§ WORK TO COMPLETE: Each entry must be given again exactly as it appears, with images excluded.

§ Extracted data entries:
*****
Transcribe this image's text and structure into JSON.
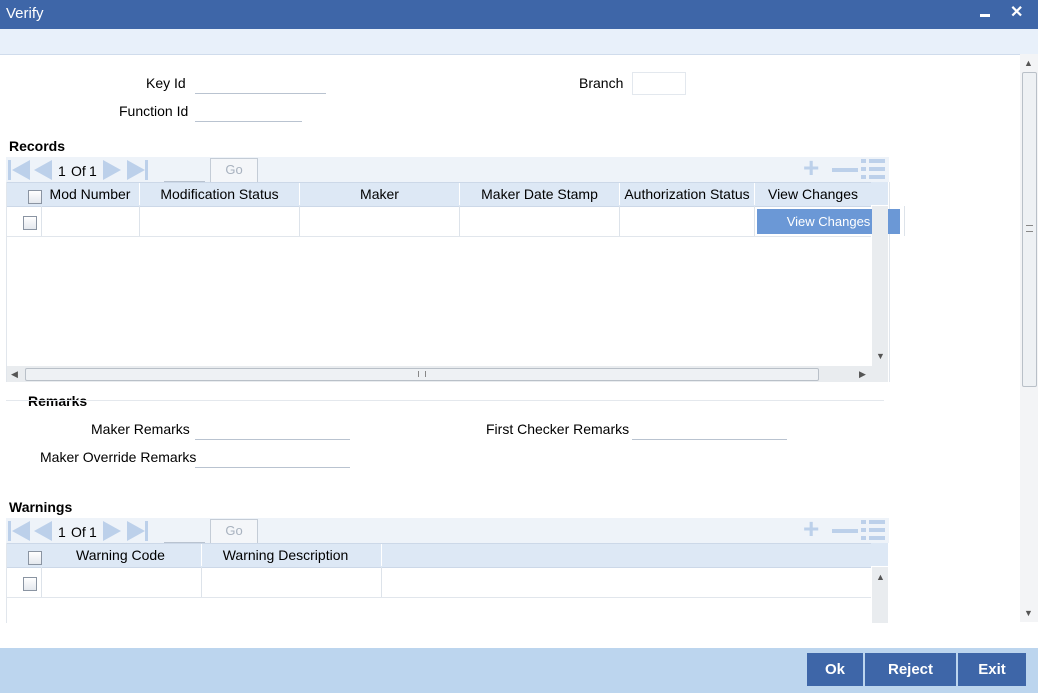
{
  "window": {
    "title": "Verify",
    "minimize_glyph": "▬",
    "close_glyph": "✕"
  },
  "form": {
    "key_id_label": "Key Id",
    "key_id_value": "",
    "branch_label": "Branch",
    "branch_value": "",
    "function_id_label": "Function Id",
    "function_id_value": ""
  },
  "records": {
    "section_title": "Records",
    "pager": {
      "current": "1",
      "of_label": "Of",
      "total": "1",
      "go_label": "Go"
    },
    "columns": [
      "Mod Number",
      "Modification Status",
      "Maker",
      "Maker Date Stamp",
      "Authorization Status",
      "View Changes"
    ],
    "row_button_label": "View Changes",
    "rows": [
      {
        "mod_number": "",
        "modification_status": "",
        "maker": "",
        "maker_date_stamp": "",
        "authorization_status": ""
      }
    ]
  },
  "remarks": {
    "section_title": "Remarks",
    "maker_remarks_label": "Maker Remarks",
    "maker_remarks_value": "",
    "first_checker_label": "First Checker Remarks",
    "first_checker_value": "",
    "maker_override_label": "Maker Override Remarks",
    "maker_override_value": ""
  },
  "warnings": {
    "section_title": "Warnings",
    "pager": {
      "current": "1",
      "of_label": "Of",
      "total": "1",
      "go_label": "Go"
    },
    "columns": [
      "Warning Code",
      "Warning Description"
    ]
  },
  "footer": {
    "ok_label": "Ok",
    "reject_label": "Reject",
    "exit_label": "Exit"
  },
  "icons": [
    "first-page-icon",
    "prev-page-icon",
    "next-page-icon",
    "last-page-icon",
    "add-row-icon",
    "delete-row-icon",
    "single-view-icon",
    "close-icon",
    "minimize-icon"
  ],
  "colors": {
    "title_bar": "#3e66a8",
    "footer": "#bcd5ee",
    "header_row": "#dde8f5",
    "view_changes_button": "#6b98d6"
  }
}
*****
§ SOLUTION BELOW:
Transcribe this image's text and structure into JSON.
{
  "window": {
    "title": "Verify",
    "minimize_glyph": "▬",
    "close_glyph": "✕"
  },
  "form": {
    "key_id_label": "Key Id",
    "key_id_value": "",
    "branch_label": "Branch",
    "branch_value": "",
    "function_id_label": "Function Id",
    "function_id_value": ""
  },
  "records": {
    "section_title": "Records",
    "pager": {
      "current": "1",
      "of_label": "Of",
      "total": "1",
      "go_label": "Go"
    },
    "columns": [
      "Mod Number",
      "Modification Status",
      "Maker",
      "Maker Date Stamp",
      "Authorization Status",
      "View Changes"
    ],
    "row_button_label": "View Changes",
    "rows": [
      {
        "mod_number": "",
        "modification_status": "",
        "maker": "",
        "maker_date_stamp": "",
        "authorization_status": ""
      }
    ]
  },
  "remarks": {
    "section_title": "Remarks",
    "maker_remarks_label": "Maker Remarks",
    "maker_remarks_value": "",
    "first_checker_label": "First Checker Remarks",
    "first_checker_value": "",
    "maker_override_label": "Maker Override Remarks",
    "maker_override_value": ""
  },
  "warnings": {
    "section_title": "Warnings",
    "pager": {
      "current": "1",
      "of_label": "Of",
      "total": "1",
      "go_label": "Go"
    },
    "columns": [
      "Warning Code",
      "Warning Description"
    ]
  },
  "footer": {
    "ok_label": "Ok",
    "reject_label": "Reject",
    "exit_label": "Exit"
  },
  "icons": [
    "first-page-icon",
    "prev-page-icon",
    "next-page-icon",
    "last-page-icon",
    "add-row-icon",
    "delete-row-icon",
    "single-view-icon",
    "close-icon",
    "minimize-icon"
  ],
  "colors": {
    "title_bar": "#3e66a8",
    "footer": "#bcd5ee",
    "header_row": "#dde8f5",
    "view_changes_button": "#6b98d6"
  }
}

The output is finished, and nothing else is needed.